→ **Work to be completed**: In the records below, count each line where the word "object" appears, and reply with that number only.

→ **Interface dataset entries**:
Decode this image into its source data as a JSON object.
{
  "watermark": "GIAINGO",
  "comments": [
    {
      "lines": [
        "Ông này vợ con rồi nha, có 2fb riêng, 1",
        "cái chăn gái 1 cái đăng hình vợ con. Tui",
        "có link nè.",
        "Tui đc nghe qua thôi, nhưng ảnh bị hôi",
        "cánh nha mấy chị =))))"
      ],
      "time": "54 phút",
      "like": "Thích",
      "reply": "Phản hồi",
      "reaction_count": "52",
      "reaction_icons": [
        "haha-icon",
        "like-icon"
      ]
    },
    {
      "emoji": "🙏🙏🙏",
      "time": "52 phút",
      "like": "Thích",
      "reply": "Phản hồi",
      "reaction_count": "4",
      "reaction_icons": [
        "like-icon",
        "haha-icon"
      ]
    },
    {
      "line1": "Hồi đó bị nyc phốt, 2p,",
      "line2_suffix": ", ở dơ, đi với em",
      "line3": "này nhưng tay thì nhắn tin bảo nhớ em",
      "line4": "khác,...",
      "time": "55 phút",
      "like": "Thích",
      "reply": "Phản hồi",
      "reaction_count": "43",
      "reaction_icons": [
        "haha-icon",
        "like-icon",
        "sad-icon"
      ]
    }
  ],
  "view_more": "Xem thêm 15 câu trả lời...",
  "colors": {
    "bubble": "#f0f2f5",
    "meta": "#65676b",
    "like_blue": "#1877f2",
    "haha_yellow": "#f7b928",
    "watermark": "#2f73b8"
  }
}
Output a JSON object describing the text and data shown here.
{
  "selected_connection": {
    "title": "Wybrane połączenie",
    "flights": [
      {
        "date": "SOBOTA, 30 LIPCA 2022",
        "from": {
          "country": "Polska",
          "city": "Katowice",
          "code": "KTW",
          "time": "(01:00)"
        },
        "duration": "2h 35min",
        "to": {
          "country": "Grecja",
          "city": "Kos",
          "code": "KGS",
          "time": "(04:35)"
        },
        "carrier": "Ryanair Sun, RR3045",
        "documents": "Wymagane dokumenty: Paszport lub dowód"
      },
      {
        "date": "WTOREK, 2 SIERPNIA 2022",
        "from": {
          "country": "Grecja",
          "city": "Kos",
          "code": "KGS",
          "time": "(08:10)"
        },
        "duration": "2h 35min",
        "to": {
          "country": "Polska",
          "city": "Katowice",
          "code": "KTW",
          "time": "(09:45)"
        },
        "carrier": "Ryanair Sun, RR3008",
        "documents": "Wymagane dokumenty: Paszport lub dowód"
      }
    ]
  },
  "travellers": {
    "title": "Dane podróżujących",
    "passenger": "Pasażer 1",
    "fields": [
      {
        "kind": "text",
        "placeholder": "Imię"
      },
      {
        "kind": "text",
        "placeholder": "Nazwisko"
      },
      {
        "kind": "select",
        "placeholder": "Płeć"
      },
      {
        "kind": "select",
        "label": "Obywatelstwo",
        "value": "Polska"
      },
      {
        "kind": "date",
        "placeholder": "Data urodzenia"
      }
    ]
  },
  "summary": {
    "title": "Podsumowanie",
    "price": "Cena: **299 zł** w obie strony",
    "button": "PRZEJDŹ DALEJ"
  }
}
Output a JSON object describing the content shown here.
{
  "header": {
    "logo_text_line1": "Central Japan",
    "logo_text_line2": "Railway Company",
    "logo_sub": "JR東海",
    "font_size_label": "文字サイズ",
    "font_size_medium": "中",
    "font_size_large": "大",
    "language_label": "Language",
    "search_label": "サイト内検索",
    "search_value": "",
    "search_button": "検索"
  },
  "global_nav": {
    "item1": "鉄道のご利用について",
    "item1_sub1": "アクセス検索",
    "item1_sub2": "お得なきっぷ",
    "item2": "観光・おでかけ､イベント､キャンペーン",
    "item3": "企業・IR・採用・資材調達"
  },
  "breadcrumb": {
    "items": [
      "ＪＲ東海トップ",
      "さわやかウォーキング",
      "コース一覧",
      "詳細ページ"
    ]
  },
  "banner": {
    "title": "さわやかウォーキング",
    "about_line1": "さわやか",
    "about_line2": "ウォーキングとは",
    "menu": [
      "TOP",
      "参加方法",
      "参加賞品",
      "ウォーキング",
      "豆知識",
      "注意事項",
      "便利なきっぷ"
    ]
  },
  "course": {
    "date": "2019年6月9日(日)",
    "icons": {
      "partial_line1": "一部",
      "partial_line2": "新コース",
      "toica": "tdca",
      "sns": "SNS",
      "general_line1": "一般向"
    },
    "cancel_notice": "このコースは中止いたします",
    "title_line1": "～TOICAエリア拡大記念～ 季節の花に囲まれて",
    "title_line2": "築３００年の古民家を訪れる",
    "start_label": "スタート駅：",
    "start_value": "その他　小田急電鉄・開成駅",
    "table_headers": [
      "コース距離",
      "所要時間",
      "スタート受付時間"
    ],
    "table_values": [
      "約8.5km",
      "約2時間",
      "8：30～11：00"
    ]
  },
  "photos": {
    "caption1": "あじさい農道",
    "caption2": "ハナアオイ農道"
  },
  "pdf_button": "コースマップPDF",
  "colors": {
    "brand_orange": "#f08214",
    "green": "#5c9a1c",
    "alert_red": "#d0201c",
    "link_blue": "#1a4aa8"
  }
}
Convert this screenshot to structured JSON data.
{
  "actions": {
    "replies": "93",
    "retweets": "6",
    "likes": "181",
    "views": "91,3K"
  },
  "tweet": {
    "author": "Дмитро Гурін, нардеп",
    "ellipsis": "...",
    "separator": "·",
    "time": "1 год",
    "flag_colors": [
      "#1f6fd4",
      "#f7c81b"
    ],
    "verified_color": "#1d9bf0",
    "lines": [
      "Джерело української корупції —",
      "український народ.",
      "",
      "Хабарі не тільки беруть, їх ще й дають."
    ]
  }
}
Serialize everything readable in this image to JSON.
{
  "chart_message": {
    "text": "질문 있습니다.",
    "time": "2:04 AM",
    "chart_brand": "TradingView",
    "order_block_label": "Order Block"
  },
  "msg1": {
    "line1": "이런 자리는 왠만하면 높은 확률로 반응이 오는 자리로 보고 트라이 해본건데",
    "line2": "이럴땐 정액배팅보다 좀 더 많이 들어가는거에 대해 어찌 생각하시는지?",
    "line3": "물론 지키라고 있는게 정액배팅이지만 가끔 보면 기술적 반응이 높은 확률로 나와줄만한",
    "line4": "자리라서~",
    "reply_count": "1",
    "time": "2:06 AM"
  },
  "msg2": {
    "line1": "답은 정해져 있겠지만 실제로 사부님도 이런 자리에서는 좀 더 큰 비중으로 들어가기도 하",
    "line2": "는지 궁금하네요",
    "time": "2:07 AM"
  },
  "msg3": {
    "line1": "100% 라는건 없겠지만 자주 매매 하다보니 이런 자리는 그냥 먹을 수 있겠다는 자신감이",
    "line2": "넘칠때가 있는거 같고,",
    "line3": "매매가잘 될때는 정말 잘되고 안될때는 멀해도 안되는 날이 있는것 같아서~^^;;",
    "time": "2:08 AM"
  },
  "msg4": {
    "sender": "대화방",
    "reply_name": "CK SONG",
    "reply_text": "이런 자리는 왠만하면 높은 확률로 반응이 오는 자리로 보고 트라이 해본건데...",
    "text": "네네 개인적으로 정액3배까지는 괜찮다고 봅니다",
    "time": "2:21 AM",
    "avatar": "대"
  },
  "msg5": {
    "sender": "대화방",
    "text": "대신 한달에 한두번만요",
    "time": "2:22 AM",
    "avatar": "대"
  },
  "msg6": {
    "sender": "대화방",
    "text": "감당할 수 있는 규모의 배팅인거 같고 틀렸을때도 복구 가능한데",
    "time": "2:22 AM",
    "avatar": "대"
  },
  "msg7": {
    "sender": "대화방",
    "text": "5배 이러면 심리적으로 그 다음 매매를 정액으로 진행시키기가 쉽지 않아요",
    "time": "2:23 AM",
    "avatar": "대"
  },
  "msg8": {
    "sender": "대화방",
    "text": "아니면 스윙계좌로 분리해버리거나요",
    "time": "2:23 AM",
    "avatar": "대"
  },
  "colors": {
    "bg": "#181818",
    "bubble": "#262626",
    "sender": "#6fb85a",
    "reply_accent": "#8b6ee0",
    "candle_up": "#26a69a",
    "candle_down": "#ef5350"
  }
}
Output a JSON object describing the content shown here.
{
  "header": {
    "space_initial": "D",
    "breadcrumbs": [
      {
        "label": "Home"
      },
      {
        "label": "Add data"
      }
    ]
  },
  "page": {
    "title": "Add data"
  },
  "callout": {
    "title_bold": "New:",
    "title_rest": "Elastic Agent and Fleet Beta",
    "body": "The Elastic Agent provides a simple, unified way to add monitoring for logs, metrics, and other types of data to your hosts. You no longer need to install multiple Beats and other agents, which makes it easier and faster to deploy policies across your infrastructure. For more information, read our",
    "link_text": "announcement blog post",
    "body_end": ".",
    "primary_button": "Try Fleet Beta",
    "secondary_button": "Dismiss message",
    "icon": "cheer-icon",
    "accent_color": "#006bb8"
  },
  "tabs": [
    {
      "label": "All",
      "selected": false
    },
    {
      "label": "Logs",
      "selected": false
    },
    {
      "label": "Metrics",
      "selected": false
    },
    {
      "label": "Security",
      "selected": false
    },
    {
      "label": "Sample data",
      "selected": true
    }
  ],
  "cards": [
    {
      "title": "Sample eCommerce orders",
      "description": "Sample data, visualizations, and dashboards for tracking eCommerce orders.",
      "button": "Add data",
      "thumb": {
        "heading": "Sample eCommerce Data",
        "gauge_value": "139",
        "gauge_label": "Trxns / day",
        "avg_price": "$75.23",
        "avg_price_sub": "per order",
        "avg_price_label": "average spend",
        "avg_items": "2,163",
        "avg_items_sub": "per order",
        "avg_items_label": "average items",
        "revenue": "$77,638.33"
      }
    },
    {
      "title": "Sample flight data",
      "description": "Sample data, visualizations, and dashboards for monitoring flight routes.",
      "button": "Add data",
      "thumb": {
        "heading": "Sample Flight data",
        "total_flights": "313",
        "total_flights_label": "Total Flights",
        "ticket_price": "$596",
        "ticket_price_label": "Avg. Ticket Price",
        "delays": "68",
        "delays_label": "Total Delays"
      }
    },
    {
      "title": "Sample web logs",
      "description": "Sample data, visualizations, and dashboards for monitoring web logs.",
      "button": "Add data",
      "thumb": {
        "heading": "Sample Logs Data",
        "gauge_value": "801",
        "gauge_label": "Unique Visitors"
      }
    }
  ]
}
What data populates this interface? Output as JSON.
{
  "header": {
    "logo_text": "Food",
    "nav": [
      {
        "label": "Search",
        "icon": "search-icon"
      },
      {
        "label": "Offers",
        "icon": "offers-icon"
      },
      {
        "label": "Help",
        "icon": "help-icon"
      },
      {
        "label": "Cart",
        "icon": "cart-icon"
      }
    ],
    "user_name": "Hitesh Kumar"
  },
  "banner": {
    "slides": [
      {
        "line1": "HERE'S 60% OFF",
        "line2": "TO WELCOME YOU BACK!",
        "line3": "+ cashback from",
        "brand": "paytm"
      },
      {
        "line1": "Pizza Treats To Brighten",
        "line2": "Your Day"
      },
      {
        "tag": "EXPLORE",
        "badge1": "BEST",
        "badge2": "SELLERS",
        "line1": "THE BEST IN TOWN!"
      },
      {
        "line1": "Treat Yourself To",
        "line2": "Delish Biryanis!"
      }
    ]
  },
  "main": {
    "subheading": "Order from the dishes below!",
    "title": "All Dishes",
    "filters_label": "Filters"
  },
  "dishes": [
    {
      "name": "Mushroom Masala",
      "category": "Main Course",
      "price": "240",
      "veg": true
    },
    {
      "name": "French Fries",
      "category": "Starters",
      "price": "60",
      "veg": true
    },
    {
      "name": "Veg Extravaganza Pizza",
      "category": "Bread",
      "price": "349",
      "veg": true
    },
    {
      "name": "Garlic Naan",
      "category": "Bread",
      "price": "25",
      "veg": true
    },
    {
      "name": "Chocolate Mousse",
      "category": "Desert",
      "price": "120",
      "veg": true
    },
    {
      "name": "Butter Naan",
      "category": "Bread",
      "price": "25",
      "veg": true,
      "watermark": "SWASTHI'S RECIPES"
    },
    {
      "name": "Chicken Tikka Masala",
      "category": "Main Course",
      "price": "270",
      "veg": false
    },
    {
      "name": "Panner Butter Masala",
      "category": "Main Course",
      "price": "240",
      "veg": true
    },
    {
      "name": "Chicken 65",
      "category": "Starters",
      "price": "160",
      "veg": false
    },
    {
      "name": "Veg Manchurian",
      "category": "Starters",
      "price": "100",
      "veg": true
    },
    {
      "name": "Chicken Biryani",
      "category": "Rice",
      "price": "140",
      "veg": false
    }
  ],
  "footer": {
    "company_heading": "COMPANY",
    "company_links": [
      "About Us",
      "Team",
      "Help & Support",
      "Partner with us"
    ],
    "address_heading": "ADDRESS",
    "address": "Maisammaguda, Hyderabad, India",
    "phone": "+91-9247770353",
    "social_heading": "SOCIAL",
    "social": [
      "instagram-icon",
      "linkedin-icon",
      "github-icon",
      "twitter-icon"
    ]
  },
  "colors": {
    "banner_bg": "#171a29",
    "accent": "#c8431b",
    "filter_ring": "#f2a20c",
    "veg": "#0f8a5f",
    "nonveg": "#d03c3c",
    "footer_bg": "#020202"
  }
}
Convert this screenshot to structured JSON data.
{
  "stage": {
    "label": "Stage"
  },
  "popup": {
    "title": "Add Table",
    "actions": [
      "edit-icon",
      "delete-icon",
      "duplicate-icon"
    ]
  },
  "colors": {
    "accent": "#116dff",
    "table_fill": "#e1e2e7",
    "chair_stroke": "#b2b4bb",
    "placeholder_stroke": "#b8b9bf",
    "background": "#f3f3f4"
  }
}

→ **Response to this task**: 4